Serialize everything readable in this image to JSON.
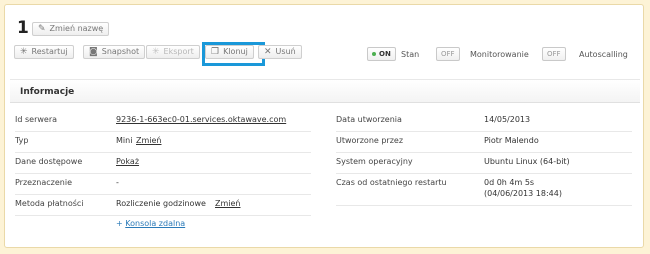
{
  "server": {
    "number": "1",
    "rename_label": "Zmień nazwę"
  },
  "toolbar": {
    "restart": "Restartuj",
    "snapshot": "Snapshot",
    "export": "Eksport",
    "clone": "Klonuj",
    "delete": "Usuń"
  },
  "toggles": {
    "state": {
      "value": "ON",
      "label": "Stan"
    },
    "monitoring": {
      "value": "OFF",
      "label": "Monitorowanie"
    },
    "autoscaling": {
      "value": "OFF",
      "label": "Autoscalling"
    }
  },
  "info": {
    "title": "Informacje",
    "left": {
      "server_id_label": "Id serwera",
      "server_id_value": "9236-1-663ec0-01.services.oktawave.com",
      "type_label": "Typ",
      "type_value": "Mini",
      "type_change": "Zmień",
      "access_label": "Dane dostępowe",
      "access_link": "Pokaż",
      "purpose_label": "Przeznaczenie",
      "purpose_value": "-",
      "payment_label": "Metoda płatności",
      "payment_value": "Rozliczenie godzinowe",
      "payment_change": "Zmień",
      "console_link": "Konsola zdalna"
    },
    "right": {
      "created_label": "Data utworzenia",
      "created_value": "14/05/2013",
      "created_by_label": "Utworzone przez",
      "created_by_value": "Piotr Malendo",
      "os_label": "System operacyjny",
      "os_value": "Ubuntu Linux (64-bit)",
      "uptime_label": "Czas od ostatniego restartu",
      "uptime_value": "0d 0h 4m 5s",
      "uptime_since": "(04/06/2013 18:44)"
    }
  }
}
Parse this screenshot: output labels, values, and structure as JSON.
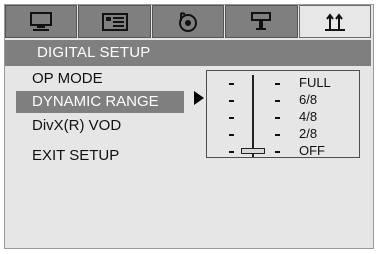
{
  "header": {
    "title": "DIGITAL SETUP"
  },
  "tabs": [
    {
      "icon": "monitor-icon",
      "active": false
    },
    {
      "icon": "settings-card-icon",
      "active": false
    },
    {
      "icon": "audio-disc-icon",
      "active": false
    },
    {
      "icon": "speaker-icon",
      "active": false
    },
    {
      "icon": "digital-setup-icon",
      "active": true
    }
  ],
  "menu": {
    "items": [
      {
        "label": "OP MODE",
        "selected": false
      },
      {
        "label": "DYNAMIC RANGE",
        "selected": true
      },
      {
        "label": "DivX(R) VOD",
        "selected": false
      },
      {
        "label": "EXIT SETUP",
        "selected": false
      }
    ]
  },
  "dynamic_range": {
    "options": [
      "FULL",
      "6/8",
      "4/8",
      "2/8",
      "OFF"
    ],
    "selected": "OFF"
  },
  "colors": {
    "background": "#e6e6e6",
    "highlight": "#7f7f7f",
    "text": "#111111",
    "header_text": "#ffffff"
  }
}
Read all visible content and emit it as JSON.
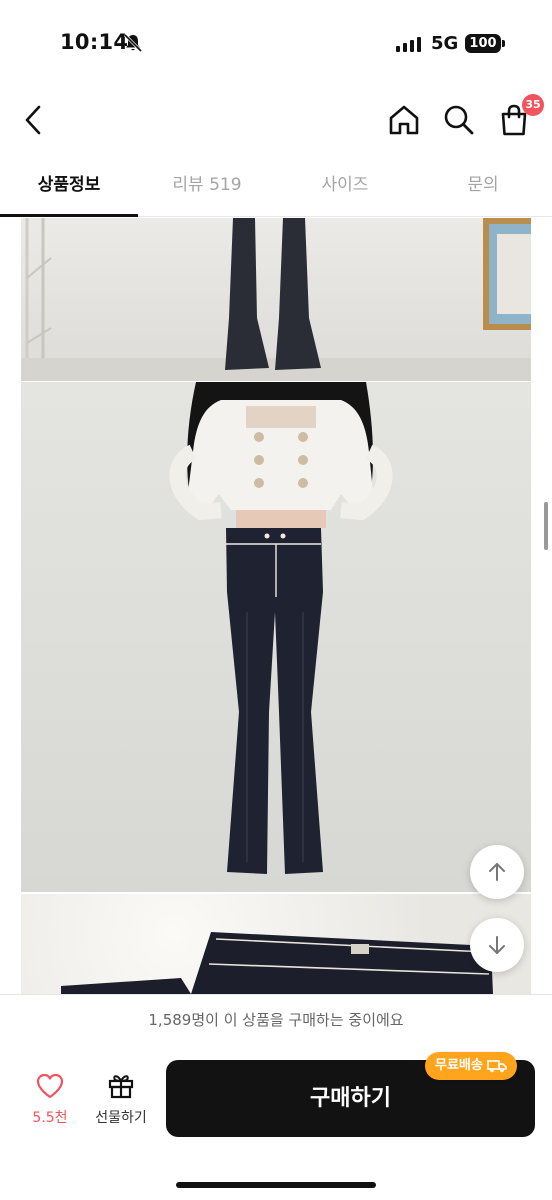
{
  "status_bar": {
    "time": "10:14",
    "network": "5G",
    "battery": "100"
  },
  "header": {
    "back_icon": "chevron-left-icon",
    "home_icon": "home-icon",
    "search_icon": "search-icon",
    "cart_icon": "shopping-bag-icon",
    "cart_count": "35",
    "badge_color": "#f2545f"
  },
  "tabs": [
    {
      "label": "상품정보",
      "active": true
    },
    {
      "label": "리뷰 519",
      "active": false
    },
    {
      "label": "사이즈",
      "active": false
    },
    {
      "label": "문의",
      "active": false
    }
  ],
  "purchase_notice": "1,589명이 이 상품을 구매하는 중이에요",
  "bottom_bar": {
    "like_count": "5.5천",
    "gift_label": "선물하기",
    "buy_label": "구매하기",
    "free_shipping_label": "무료배송",
    "accent_color": "#f2545f",
    "shipping_badge_color": "#ffa41c"
  }
}
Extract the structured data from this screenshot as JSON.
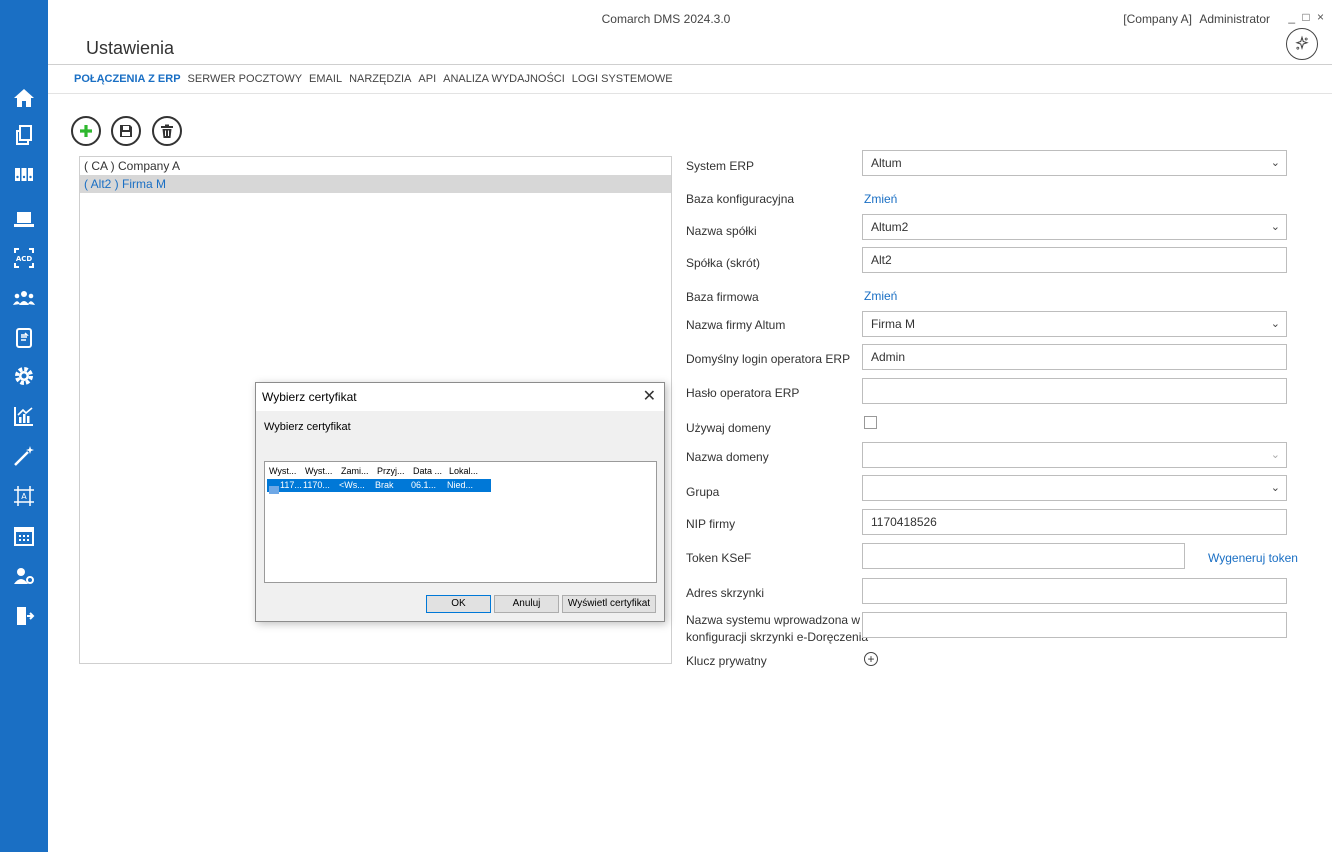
{
  "app": {
    "title": "Comarch DMS 2024.3.0",
    "company": "[Company A]",
    "user": "Administrator",
    "window_controls": "_ □ ×",
    "page_title": "Ustawienia"
  },
  "sidebar": {
    "items": [
      "home-icon",
      "documents-icon",
      "binders-icon",
      "computer-icon",
      "acd-scan-icon",
      "users-group-icon",
      "document-sync-icon",
      "settings-gear-icon",
      "chart-icon",
      "magic-wand-icon",
      "template-designer-icon",
      "calendar-icon",
      "user-settings-icon",
      "logout-icon"
    ],
    "color": "#1a6fc4"
  },
  "tabs": [
    {
      "label": "POŁĄCZENIA Z ERP",
      "active": true
    },
    {
      "label": "SERWER POCZTOWY"
    },
    {
      "label": "EMAIL"
    },
    {
      "label": "NARZĘDZIA"
    },
    {
      "label": "API"
    },
    {
      "label": "ANALIZA WYDAJNOŚCI"
    },
    {
      "label": "LOGI SYSTEMOWE"
    }
  ],
  "companies": [
    {
      "label": "( CA ) Company A",
      "selected": false
    },
    {
      "label": "( Alt2 ) Firma M",
      "selected": true
    }
  ],
  "form": {
    "system_erp": {
      "label": "System ERP",
      "value": "Altum"
    },
    "baza_konfiguracyjna": {
      "label": "Baza konfiguracyjna",
      "link": "Zmień"
    },
    "nazwa_spolki": {
      "label": "Nazwa spółki",
      "value": "Altum2"
    },
    "spolka_skrot": {
      "label": "Spółka (skrót)",
      "value": "Alt2"
    },
    "baza_firmowa": {
      "label": "Baza firmowa",
      "link": "Zmień"
    },
    "nazwa_firmy": {
      "label": "Nazwa firmy Altum",
      "value": "Firma M"
    },
    "login": {
      "label": "Domyślny login operatora ERP",
      "value": "Admin"
    },
    "haslo": {
      "label": "Hasło operatora ERP",
      "value": ""
    },
    "uzywaj_domeny": {
      "label": "Używaj domeny",
      "checked": false
    },
    "nazwa_domeny": {
      "label": "Nazwa domeny",
      "value": ""
    },
    "grupa": {
      "label": "Grupa",
      "value": ""
    },
    "nip": {
      "label": "NIP firmy",
      "value": "1170418526"
    },
    "token": {
      "label": "Token KSeF",
      "value": "",
      "action": "Wygeneruj token"
    },
    "adres_skrzynki": {
      "label": "Adres skrzynki",
      "value": ""
    },
    "nazwa_systemu": {
      "label_line1": "Nazwa systemu wprowadzona w",
      "label_line2": "konfiguracji skrzynki e-Doręczenia",
      "value": ""
    },
    "klucz": {
      "label": "Klucz prywatny"
    }
  },
  "dialog": {
    "title": "Wybierz certyfikat",
    "close": "✕",
    "subtitle": "Wybierz certyfikat",
    "headers": [
      "Wyst...",
      "Wyst...",
      "Zami...",
      "Przyj...",
      "Data ...",
      "Lokal..."
    ],
    "row": [
      "117...",
      "1170...",
      "<Ws...",
      "Brak",
      "06.1...",
      "Nied..."
    ],
    "ok": "OK",
    "cancel": "Anuluj",
    "show": "Wyświetl certyfikat"
  }
}
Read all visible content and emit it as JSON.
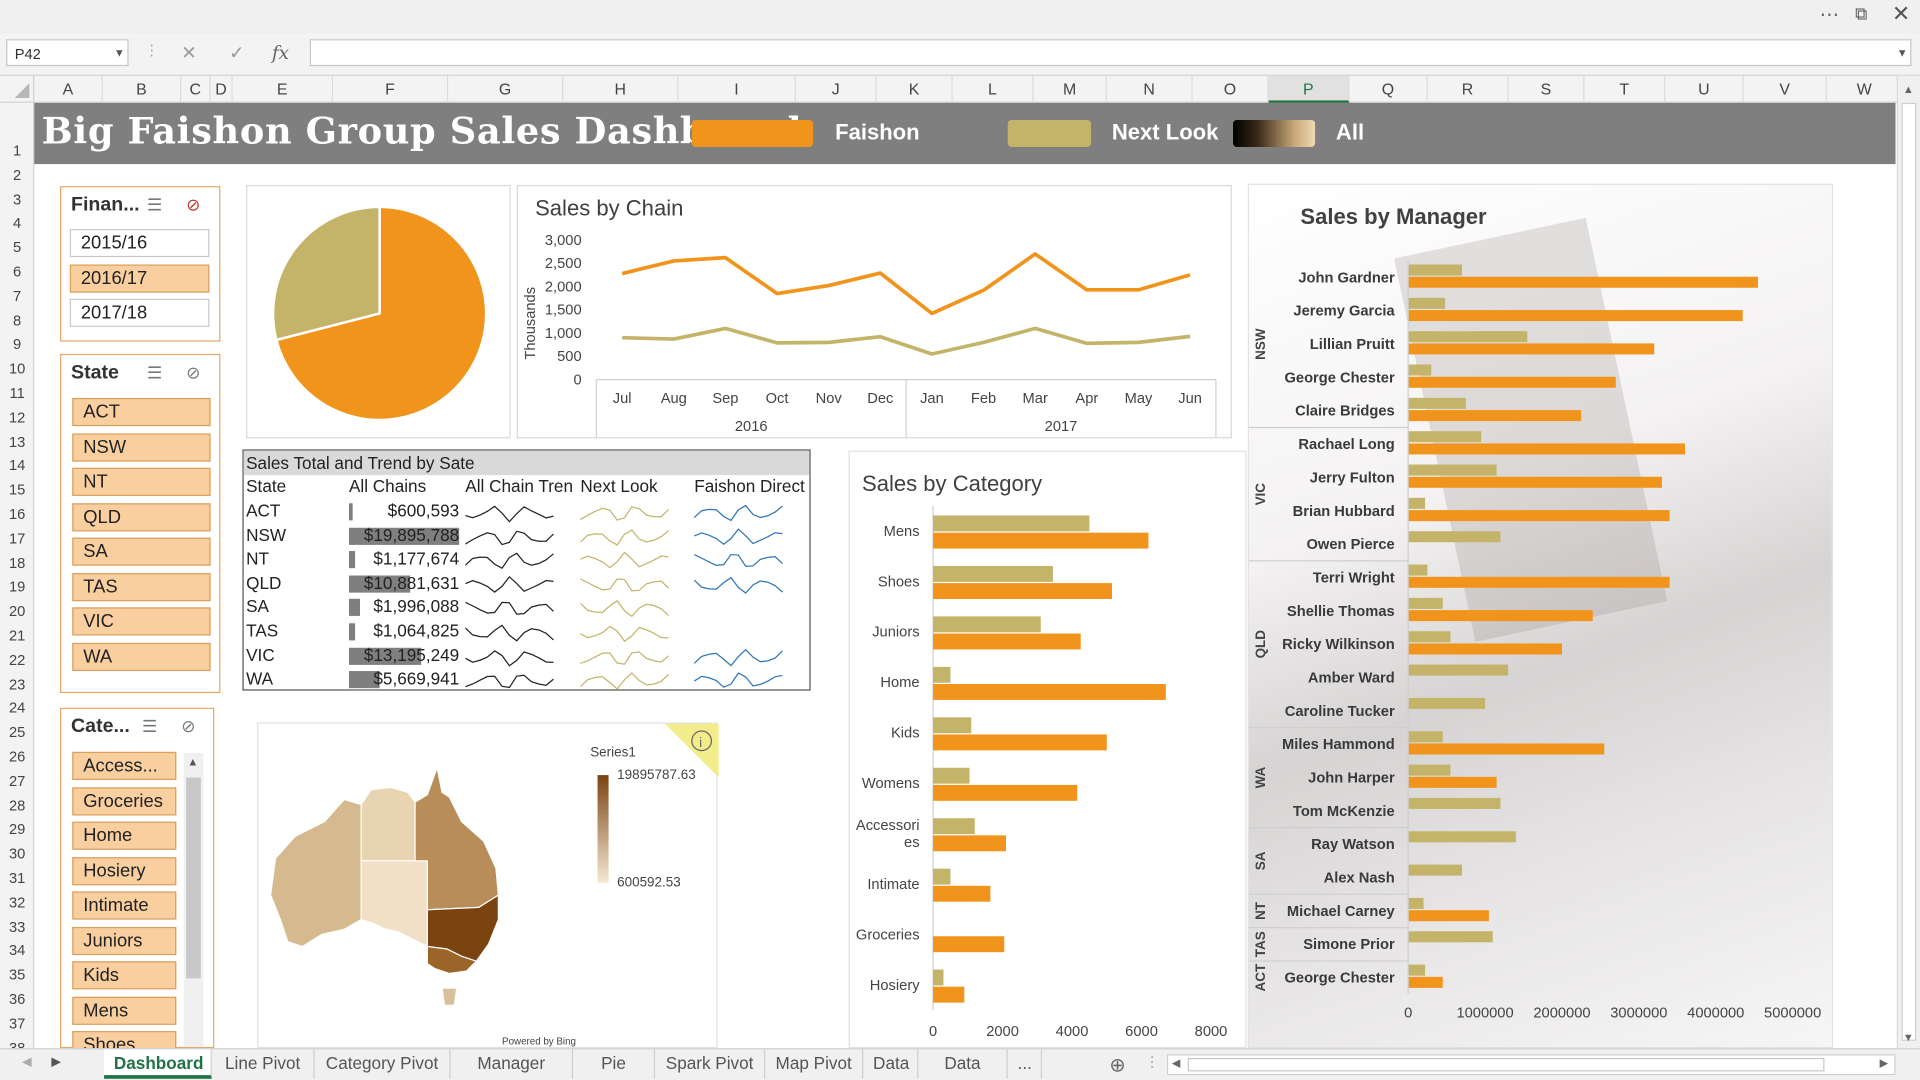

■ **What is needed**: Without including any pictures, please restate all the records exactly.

■ **Worked solution**:
Serialize everything readable in this image to JSON.
{
  "server": {
    "number": "1",
    "rename_label": "Zmień nazwę"
  },
  "toolbar": {
    "restart": "Restartuj",
    "snapshot": "Snapshot",
    "export": "Eksport",
    "clone": "Klonuj",
    "delete": "Usuń"
  },
  "toggles": {
    "state": {
      "value": "ON",
      "label": "Stan"
    },
    "monitoring": {
      "value": "OFF",
      "label": "Monitorowanie"
    },
    "autoscaling": {
      "value": "OFF",
      "label": "Autoscalling"
    }
  },
  "info": {
    "title": "Informacje",
    "left": {
      "server_id_label": "Id serwera",
      "server_id_value": "9236-1-663ec0-01.services.oktawave.com",
      "type_label": "Typ",
      "type_value": "Mini",
      "type_change": "Zmień",
      "access_label": "Dane dostępowe",
      "access_link": "Pokaż",
      "purpose_label": "Przeznaczenie",
      "purpose_value": "-",
      "payment_label": "Metoda płatności",
      "payment_value": "Rozliczenie godzinowe",
      "payment_change": "Zmień",
      "console_link": "Konsola zdalna"
    },
    "right": {
      "created_label": "Data utworzenia",
      "created_value": "14/05/2013",
      "created_by_label": "Utworzone przez",
      "created_by_value": "Piotr Malendo",
      "os_label": "System operacyjny",
      "os_value": "Ubuntu Linux (64-bit)",
      "uptime_label": "Czas od ostatniego restartu",
      "uptime_value": "0d 0h 4m 5s",
      "uptime_since": "(04/06/2013 18:44)"
    }
  }
}
Parse this screenshot: output labels, values, and structure as JSON.
{
  "header": {
    "title": "DIGITAL SETUP"
  },
  "tabs": [
    {
      "icon": "monitor-icon",
      "active": false
    },
    {
      "icon": "settings-card-icon",
      "active": false
    },
    {
      "icon": "audio-disc-icon",
      "active": false
    },
    {
      "icon": "speaker-icon",
      "active": false
    },
    {
      "icon": "digital-setup-icon",
      "active": true
    }
  ],
  "menu": {
    "items": [
      {
        "label": "OP MODE",
        "selected": false
      },
      {
        "label": "DYNAMIC RANGE",
        "selected": true
      },
      {
        "label": "DivX(R) VOD",
        "selected": false
      },
      {
        "label": "EXIT SETUP",
        "selected": false
      }
    ]
  },
  "dynamic_range": {
    "options": [
      "FULL",
      "6/8",
      "4/8",
      "2/8",
      "OFF"
    ],
    "selected": "OFF"
  },
  "colors": {
    "background": "#e6e6e6",
    "highlight": "#7f7f7f",
    "text": "#111111",
    "header_text": "#ffffff"
  }
}
Read all visible content and emit it as JSON.
{
  "status_bar": {
    "time": "10:14",
    "network": "5G",
    "battery": "100"
  },
  "header": {
    "back_icon": "chevron-left-icon",
    "home_icon": "home-icon",
    "search_icon": "search-icon",
    "cart_icon": "shopping-bag-icon",
    "cart_count": "35",
    "badge_color": "#f2545f"
  },
  "tabs": [
    {
      "label": "상품정보",
      "active": true
    },
    {
      "label": "리뷰 519",
      "active": false
    },
    {
      "label": "사이즈",
      "active": false
    },
    {
      "label": "문의",
      "active": false
    }
  ],
  "purchase_notice": "1,589명이 이 상품을 구매하는 중이에요",
  "bottom_bar": {
    "like_count": "5.5천",
    "gift_label": "선물하기",
    "buy_label": "구매하기",
    "free_shipping_label": "무료배송",
    "accent_color": "#f2545f",
    "shipping_badge_color": "#ffa41c"
  }
}
Extract the structured data from this screenshot as JSON.
{
  "app": {
    "title": "Comarch DMS 2024.3.0",
    "company": "[Company A]",
    "user": "Administrator",
    "window_controls": "_ □ ×",
    "page_title": "Ustawienia"
  },
  "sidebar": {
    "items": [
      "home-icon",
      "documents-icon",
      "binders-icon",
      "computer-icon",
      "acd-scan-icon",
      "users-group-icon",
      "document-sync-icon",
      "settings-gear-icon",
      "chart-icon",
      "magic-wand-icon",
      "template-designer-icon",
      "calendar-icon",
      "user-settings-icon",
      "logout-icon"
    ],
    "color": "#1a6fc4"
  },
  "tabs": [
    {
      "label": "POŁĄCZENIA Z ERP",
      "active": true
    },
    {
      "label": "SERWER POCZTOWY"
    },
    {
      "label": "EMAIL"
    },
    {
      "label": "NARZĘDZIA"
    },
    {
      "label": "API"
    },
    {
      "label": "ANALIZA WYDAJNOŚCI"
    },
    {
      "label": "LOGI SYSTEMOWE"
    }
  ],
  "companies": [
    {
      "label": "( CA ) Company A",
      "selected": false
    },
    {
      "label": "( Alt2 ) Firma M",
      "selected": true
    }
  ],
  "form": {
    "system_erp": {
      "label": "System ERP",
      "value": "Altum"
    },
    "baza_konfiguracyjna": {
      "label": "Baza konfiguracyjna",
      "link": "Zmień"
    },
    "nazwa_spolki": {
      "label": "Nazwa spółki",
      "value": "Altum2"
    },
    "spolka_skrot": {
      "label": "Spółka (skrót)",
      "value": "Alt2"
    },
    "baza_firmowa": {
      "label": "Baza firmowa",
      "link": "Zmień"
    },
    "nazwa_firmy": {
      "label": "Nazwa firmy Altum",
      "value": "Firma M"
    },
    "login": {
      "label": "Domyślny login operatora ERP",
      "value": "Admin"
    },
    "haslo": {
      "label": "Hasło operatora ERP",
      "value": ""
    },
    "uzywaj_domeny": {
      "label": "Używaj domeny",
      "checked": false
    },
    "nazwa_domeny": {
      "label": "Nazwa domeny",
      "value": ""
    },
    "grupa": {
      "label": "Grupa",
      "value": ""
    },
    "nip": {
      "label": "NIP firmy",
      "value": "1170418526"
    },
    "token": {
      "label": "Token KSeF",
      "value": "",
      "action": "Wygeneruj token"
    },
    "adres_skrzynki": {
      "label": "Adres skrzynki",
      "value": ""
    },
    "nazwa_systemu": {
      "label_line1": "Nazwa systemu wprowadzona w",
      "label_line2": "konfiguracji skrzynki e-Doręczenia",
      "value": ""
    },
    "klucz": {
      "label": "Klucz prywatny"
    }
  },
  "dialog": {
    "title": "Wybierz certyfikat",
    "close": "✕",
    "subtitle": "Wybierz certyfikat",
    "headers": [
      "Wyst...",
      "Wyst...",
      "Zami...",
      "Przyj...",
      "Data ...",
      "Lokal..."
    ],
    "row": [
      "117...",
      "1170...",
      "<Ws...",
      "Brak",
      "06.1...",
      "Nied..."
    ],
    "ok": "OK",
    "cancel": "Anuluj",
    "show": "Wyświetl certyfikat"
  }
}
Read all visible content and emit it as JSON.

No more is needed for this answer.